_Information_.

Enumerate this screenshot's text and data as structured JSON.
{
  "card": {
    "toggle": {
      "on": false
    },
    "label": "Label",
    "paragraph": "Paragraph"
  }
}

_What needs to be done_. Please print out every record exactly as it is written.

_Written response_.
Enumerate this screenshot's text and data as structured JSON.
{
  "card": {
    "toggle": {
      "on": false
    },
    "label": "Label",
    "paragraph": "Paragraph"
  }
}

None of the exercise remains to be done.